The idea of incurvatus in se is sort of like a form of spina bifida, whereby our backs are curved inward on themselves so far that our heads are in a position whereby we can see nothing but our own belly buttons. And because our own navels are all that we can see, we worship them. They become an idol for us. In fact, they become the idol of all idols, because from this worship of self all of our other idols are formed.

This is our state in the absence of an action from God to straighten us such that we can finally look to Him. But what about our state once we are regenerated, when we are in Christ and have thus already been straightened so that we can see God? Does the concept of incurvatus in se still apply to us? Of course it does!

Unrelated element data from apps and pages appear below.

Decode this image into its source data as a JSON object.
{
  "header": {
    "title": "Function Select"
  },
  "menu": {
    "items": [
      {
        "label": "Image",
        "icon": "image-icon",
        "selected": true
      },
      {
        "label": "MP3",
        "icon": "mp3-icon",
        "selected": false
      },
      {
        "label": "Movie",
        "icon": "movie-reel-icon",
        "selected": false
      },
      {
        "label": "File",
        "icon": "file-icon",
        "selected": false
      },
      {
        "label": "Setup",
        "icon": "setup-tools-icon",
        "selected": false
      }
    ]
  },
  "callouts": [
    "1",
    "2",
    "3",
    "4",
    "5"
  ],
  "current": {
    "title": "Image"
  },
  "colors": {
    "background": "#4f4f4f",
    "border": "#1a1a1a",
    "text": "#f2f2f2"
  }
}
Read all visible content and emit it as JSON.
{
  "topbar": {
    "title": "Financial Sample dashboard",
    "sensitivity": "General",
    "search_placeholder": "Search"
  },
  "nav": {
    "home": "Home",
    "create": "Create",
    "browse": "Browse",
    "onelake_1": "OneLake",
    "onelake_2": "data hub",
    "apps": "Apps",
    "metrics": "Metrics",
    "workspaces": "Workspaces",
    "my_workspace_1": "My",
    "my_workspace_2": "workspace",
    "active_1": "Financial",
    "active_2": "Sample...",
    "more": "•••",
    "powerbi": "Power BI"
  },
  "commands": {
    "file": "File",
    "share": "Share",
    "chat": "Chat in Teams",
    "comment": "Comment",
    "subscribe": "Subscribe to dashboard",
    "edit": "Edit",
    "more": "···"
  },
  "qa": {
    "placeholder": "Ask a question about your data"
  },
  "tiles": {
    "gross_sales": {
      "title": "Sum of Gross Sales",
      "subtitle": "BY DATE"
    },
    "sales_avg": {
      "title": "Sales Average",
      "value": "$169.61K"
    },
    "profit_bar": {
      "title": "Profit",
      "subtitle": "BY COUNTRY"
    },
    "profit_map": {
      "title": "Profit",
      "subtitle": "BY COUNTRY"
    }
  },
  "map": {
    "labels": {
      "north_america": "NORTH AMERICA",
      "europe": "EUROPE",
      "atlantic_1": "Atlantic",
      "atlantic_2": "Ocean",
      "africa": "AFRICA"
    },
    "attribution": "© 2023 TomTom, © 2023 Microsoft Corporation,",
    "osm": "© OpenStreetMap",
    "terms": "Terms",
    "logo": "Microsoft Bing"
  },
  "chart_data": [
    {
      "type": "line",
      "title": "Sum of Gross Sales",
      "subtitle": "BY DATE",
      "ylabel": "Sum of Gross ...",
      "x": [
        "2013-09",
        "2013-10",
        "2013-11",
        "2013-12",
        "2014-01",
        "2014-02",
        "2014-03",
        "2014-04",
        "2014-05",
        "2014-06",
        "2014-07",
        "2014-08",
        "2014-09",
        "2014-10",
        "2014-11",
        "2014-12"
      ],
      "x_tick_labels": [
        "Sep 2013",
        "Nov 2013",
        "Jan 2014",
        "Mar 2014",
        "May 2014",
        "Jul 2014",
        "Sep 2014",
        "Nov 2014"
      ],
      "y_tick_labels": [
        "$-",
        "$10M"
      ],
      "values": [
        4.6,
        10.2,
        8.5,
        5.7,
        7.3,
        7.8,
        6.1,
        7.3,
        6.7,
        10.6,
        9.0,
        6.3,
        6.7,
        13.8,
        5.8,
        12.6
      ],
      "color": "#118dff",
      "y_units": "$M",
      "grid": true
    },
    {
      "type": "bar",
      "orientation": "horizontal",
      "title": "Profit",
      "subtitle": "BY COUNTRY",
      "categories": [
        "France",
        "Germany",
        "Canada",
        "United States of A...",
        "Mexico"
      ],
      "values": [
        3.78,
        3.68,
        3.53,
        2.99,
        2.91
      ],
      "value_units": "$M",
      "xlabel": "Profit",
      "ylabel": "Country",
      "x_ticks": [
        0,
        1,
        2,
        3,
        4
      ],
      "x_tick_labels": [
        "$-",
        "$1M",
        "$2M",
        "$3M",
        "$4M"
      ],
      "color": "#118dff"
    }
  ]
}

As a resident of the central Gulf Coast, I have seen the curved-inward state of humanity played out in spades during Mardi Gras week. As fallen creatures we are easily bent and bowed by any outside force that would bring us back in contact with our belly buttons, and Mardi Gras certainly sufficed for me, but you can fill in the blank with anything that has recently taken your focus away from God and back to your own navel.

Truth be told, our nature is so deeply curved in on itself that one could say that somewhere deep down inside we actually prefer the curved-inward state. This is where simul justus et peccator (“at once justified AND sinner”) comes into the equation, because even though we are saved and justified, a part of us still longs for the “old man”, the lost lane-end into who we were when we were so comfortable and happy living our sinful lives, thinking that such is the way things are supposed to be.

And once we have been curved back inward on ourselves, there we will stay until acted upon by the only outside force that can correct this, as Gil described it, the “left hand of God” taking us by the chin and straightening us up so that we can focus once again on Him. And God does this for us again and again (and again).

So this is my hope for today, after having single-handedly consumed three-fourths of a cream cheese king cake by myself yesterday (and that’s just the tip of the ice berg!): that on this Ash Wednesday and throughout this Lenten season, we will be focused not on our own bellies (and mine has grown significantly during Mardi Gras), but may instead be focused on Him. That we may say “Good-bye, belly button” today.

Of course I hope and pray this knowing all to well that none of us can make such a thing happen on our own, because our natural state is a sinful one. Original sin is the only theological concept that can be empirically proven, because all we have to do in order to see it is look honestly at our own behavior.

That’s why this change in our state always requires the “left hand of God” to bring it about.

More on that subject in my next post…